# [Task statement]
For every entry below, give an exact repeat and leave out the pictures.

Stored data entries
/---

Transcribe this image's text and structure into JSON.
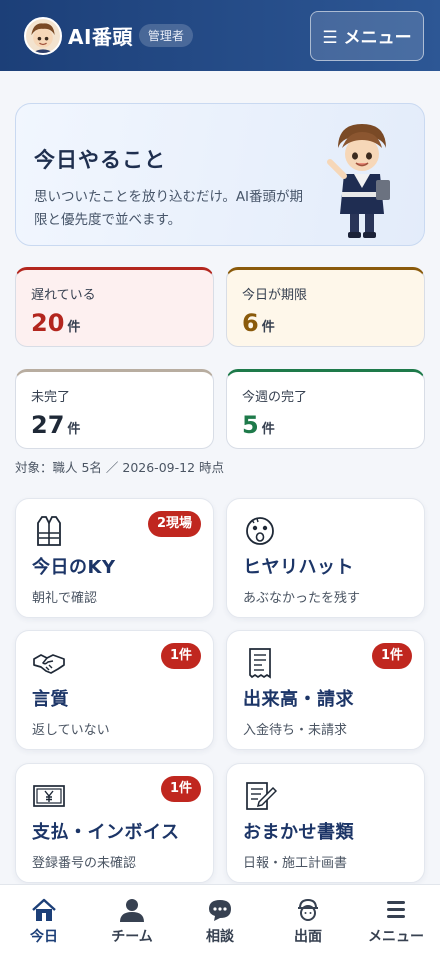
{
  "header": {
    "app_title": "AI番頭",
    "role_badge": "管理者",
    "menu_label": "☰ メニュー"
  },
  "hero": {
    "title": "今日やること",
    "description": "思いついたことを放り込むだけ。AI番頭が期限と優先度で並べます。"
  },
  "stats": [
    {
      "label": "遅れている",
      "value": "20",
      "unit": "件",
      "color": "#b3261e"
    },
    {
      "label": "今日が期限",
      "value": "6",
      "unit": "件",
      "color": "#8a5a0b"
    },
    {
      "label": "未完了",
      "value": "27",
      "unit": "件",
      "color": "#1f2937"
    },
    {
      "label": "今週の完了",
      "value": "5",
      "unit": "件",
      "color": "#1e7a4a"
    }
  ],
  "scope_note": "対象：職人 5名 ／ 2026-09-12 時点",
  "cards": [
    {
      "title": "今日のKY",
      "subtitle": "朝礼で確認",
      "badge": "2現場",
      "icon": "vest-icon"
    },
    {
      "title": "ヒヤリハット",
      "subtitle": "あぶなかったを残す",
      "badge": "",
      "icon": "scared-face-icon"
    },
    {
      "title": "言質",
      "subtitle": "返していない",
      "badge": "1件",
      "icon": "handshake-icon"
    },
    {
      "title": "出来高・請求",
      "subtitle": "入金待ち・未請求",
      "badge": "1件",
      "icon": "receipt-icon"
    },
    {
      "title": "支払・インボイス",
      "subtitle": "登録番号の未確認",
      "badge": "1件",
      "icon": "yen-bill-icon"
    },
    {
      "title": "おまかせ書類",
      "subtitle": "日報・施工計画書",
      "badge": "",
      "icon": "document-pen-icon"
    }
  ],
  "nav": [
    {
      "label": "今日",
      "icon": "home-icon",
      "active": true
    },
    {
      "label": "チーム",
      "icon": "team-icon",
      "active": false
    },
    {
      "label": "相談",
      "icon": "chat-icon",
      "active": false
    },
    {
      "label": "出面",
      "icon": "worker-helmet-icon",
      "active": false
    },
    {
      "label": "メニュー",
      "icon": "hamburger-icon",
      "active": false
    }
  ],
  "colors": {
    "header": "#1c3f78",
    "badge": "#c0271f",
    "title_navy": "#1c3567"
  }
}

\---

# [The answer]
Transcribe this image's text and structure into JSON.
{
  "header": {
    "app_title": "AI番頭",
    "role_badge": "管理者",
    "menu_label": "☰ メニュー"
  },
  "hero": {
    "title": "今日やること",
    "description": "思いついたことを放り込むだけ。AI番頭が期限と優先度で並べます。"
  },
  "stats": [
    {
      "label": "遅れている",
      "value": "20",
      "unit": "件",
      "color": "#b3261e"
    },
    {
      "label": "今日が期限",
      "value": "6",
      "unit": "件",
      "color": "#8a5a0b"
    },
    {
      "label": "未完了",
      "value": "27",
      "unit": "件",
      "color": "#1f2937"
    },
    {
      "label": "今週の完了",
      "value": "5",
      "unit": "件",
      "color": "#1e7a4a"
    }
  ],
  "scope_note": "対象：職人 5名 ／ 2026-09-12 時点",
  "cards": [
    {
      "title": "今日のKY",
      "subtitle": "朝礼で確認",
      "badge": "2現場",
      "icon": "vest-icon"
    },
    {
      "title": "ヒヤリハット",
      "subtitle": "あぶなかったを残す",
      "badge": "",
      "icon": "scared-face-icon"
    },
    {
      "title": "言質",
      "subtitle": "返していない",
      "badge": "1件",
      "icon": "handshake-icon"
    },
    {
      "title": "出来高・請求",
      "subtitle": "入金待ち・未請求",
      "badge": "1件",
      "icon": "receipt-icon"
    },
    {
      "title": "支払・インボイス",
      "subtitle": "登録番号の未確認",
      "badge": "1件",
      "icon": "yen-bill-icon"
    },
    {
      "title": "おまかせ書類",
      "subtitle": "日報・施工計画書",
      "badge": "",
      "icon": "document-pen-icon"
    }
  ],
  "nav": [
    {
      "label": "今日",
      "icon": "home-icon",
      "active": true
    },
    {
      "label": "チーム",
      "icon": "team-icon",
      "active": false
    },
    {
      "label": "相談",
      "icon": "chat-icon",
      "active": false
    },
    {
      "label": "出面",
      "icon": "worker-helmet-icon",
      "active": false
    },
    {
      "label": "メニュー",
      "icon": "hamburger-icon",
      "active": false
    }
  ],
  "colors": {
    "header": "#1c3f78",
    "badge": "#c0271f",
    "title_navy": "#1c3567"
  }
}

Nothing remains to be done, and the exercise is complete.